**The task**. Quote each record exactly, please, leaving none out.
- Opening Delimiter -
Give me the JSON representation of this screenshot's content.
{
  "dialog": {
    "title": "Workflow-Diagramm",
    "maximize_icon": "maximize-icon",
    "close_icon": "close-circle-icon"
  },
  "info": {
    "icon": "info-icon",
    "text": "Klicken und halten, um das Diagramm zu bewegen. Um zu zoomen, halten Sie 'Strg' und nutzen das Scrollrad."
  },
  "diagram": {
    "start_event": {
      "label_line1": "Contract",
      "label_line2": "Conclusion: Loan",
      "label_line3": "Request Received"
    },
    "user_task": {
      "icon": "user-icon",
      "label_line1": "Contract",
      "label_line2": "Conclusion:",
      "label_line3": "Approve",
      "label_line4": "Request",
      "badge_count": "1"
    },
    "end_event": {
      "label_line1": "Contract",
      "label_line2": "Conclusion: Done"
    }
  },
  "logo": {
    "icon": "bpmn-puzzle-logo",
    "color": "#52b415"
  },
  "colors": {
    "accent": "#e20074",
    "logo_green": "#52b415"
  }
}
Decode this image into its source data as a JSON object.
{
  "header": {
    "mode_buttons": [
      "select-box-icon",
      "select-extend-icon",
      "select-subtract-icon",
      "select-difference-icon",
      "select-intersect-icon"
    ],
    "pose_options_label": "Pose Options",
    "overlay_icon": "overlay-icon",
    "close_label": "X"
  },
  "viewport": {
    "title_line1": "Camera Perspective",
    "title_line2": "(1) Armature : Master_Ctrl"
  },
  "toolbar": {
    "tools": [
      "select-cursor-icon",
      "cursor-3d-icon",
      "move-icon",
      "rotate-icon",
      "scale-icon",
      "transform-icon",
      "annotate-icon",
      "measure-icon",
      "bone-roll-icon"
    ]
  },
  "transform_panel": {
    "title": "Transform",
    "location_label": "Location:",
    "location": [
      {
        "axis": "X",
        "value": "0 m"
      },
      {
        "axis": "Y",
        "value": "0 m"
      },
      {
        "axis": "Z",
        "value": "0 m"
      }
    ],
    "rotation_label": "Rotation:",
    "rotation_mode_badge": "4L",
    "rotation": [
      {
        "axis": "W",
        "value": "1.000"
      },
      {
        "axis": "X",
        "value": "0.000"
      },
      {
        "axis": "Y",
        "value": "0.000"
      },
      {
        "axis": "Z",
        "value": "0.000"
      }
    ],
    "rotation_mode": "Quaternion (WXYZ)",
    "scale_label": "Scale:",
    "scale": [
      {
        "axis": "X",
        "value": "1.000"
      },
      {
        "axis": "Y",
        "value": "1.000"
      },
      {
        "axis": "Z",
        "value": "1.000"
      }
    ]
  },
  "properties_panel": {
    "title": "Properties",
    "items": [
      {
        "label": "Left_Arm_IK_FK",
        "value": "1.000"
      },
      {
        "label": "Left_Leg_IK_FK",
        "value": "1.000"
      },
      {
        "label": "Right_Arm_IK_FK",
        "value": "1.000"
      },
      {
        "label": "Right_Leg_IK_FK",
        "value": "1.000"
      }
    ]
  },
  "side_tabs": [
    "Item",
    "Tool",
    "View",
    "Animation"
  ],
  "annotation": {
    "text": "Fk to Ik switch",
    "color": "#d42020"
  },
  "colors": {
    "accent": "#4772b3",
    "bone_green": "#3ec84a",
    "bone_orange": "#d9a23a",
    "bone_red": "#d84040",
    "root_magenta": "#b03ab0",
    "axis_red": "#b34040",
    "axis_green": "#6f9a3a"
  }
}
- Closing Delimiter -
**Solution to this exercise**.
Give me the JSON representation of this screenshot's content.
{
  "dialog": {
    "title": "Workflow-Diagramm",
    "maximize_icon": "maximize-icon",
    "close_icon": "close-circle-icon"
  },
  "info": {
    "icon": "info-icon",
    "text": "Klicken und halten, um das Diagramm zu bewegen. Um zu zoomen, halten Sie 'Strg' und nutzen das Scrollrad."
  },
  "diagram": {
    "start_event": {
      "label_line1": "Contract",
      "label_line2": "Conclusion: Loan",
      "label_line3": "Request Received"
    },
    "user_task": {
      "icon": "user-icon",
      "label_line1": "Contract",
      "label_line2": "Conclusion:",
      "label_line3": "Approve",
      "label_line4": "Request",
      "badge_count": "1"
    },
    "end_event": {
      "label_line1": "Contract",
      "label_line2": "Conclusion: Done"
    }
  },
  "logo": {
    "icon": "bpmn-puzzle-logo",
    "color": "#52b415"
  },
  "colors": {
    "accent": "#e20074",
    "logo_green": "#52b415"
  }
}
Decode this image into its source data as a JSON object.
{
  "header": {
    "mode_buttons": [
      "select-box-icon",
      "select-extend-icon",
      "select-subtract-icon",
      "select-difference-icon",
      "select-intersect-icon"
    ],
    "pose_options_label": "Pose Options",
    "overlay_icon": "overlay-icon",
    "close_label": "X"
  },
  "viewport": {
    "title_line1": "Camera Perspective",
    "title_line2": "(1) Armature : Master_Ctrl"
  },
  "toolbar": {
    "tools": [
      "select-cursor-icon",
      "cursor-3d-icon",
      "move-icon",
      "rotate-icon",
      "scale-icon",
      "transform-icon",
      "annotate-icon",
      "measure-icon",
      "bone-roll-icon"
    ]
  },
  "transform_panel": {
    "title": "Transform",
    "location_label": "Location:",
    "location": [
      {
        "axis": "X",
        "value": "0 m"
      },
      {
        "axis": "Y",
        "value": "0 m"
      },
      {
        "axis": "Z",
        "value": "0 m"
      }
    ],
    "rotation_label": "Rotation:",
    "rotation_mode_badge": "4L",
    "rotation": [
      {
        "axis": "W",
        "value": "1.000"
      },
      {
        "axis": "X",
        "value": "0.000"
      },
      {
        "axis": "Y",
        "value": "0.000"
      },
      {
        "axis": "Z",
        "value": "0.000"
      }
    ],
    "rotation_mode": "Quaternion (WXYZ)",
    "scale_label": "Scale:",
    "scale": [
      {
        "axis": "X",
        "value": "1.000"
      },
      {
        "axis": "Y",
        "value": "1.000"
      },
      {
        "axis": "Z",
        "value": "1.000"
      }
    ]
  },
  "properties_panel": {
    "title": "Properties",
    "items": [
      {
        "label": "Left_Arm_IK_FK",
        "value": "1.000"
      },
      {
        "label": "Left_Leg_IK_FK",
        "value": "1.000"
      },
      {
        "label": "Right_Arm_IK_FK",
        "value": "1.000"
      },
      {
        "label": "Right_Leg_IK_FK",
        "value": "1.000"
      }
    ]
  },
  "side_tabs": [
    "Item",
    "Tool",
    "View",
    "Animation"
  ],
  "annotation": {
    "text": "Fk to Ik switch",
    "color": "#d42020"
  },
  "colors": {
    "accent": "#4772b3",
    "bone_green": "#3ec84a",
    "bone_orange": "#d9a23a",
    "bone_red": "#d84040",
    "root_magenta": "#b03ab0",
    "axis_red": "#b34040",
    "axis_green": "#6f9a3a"
  }
}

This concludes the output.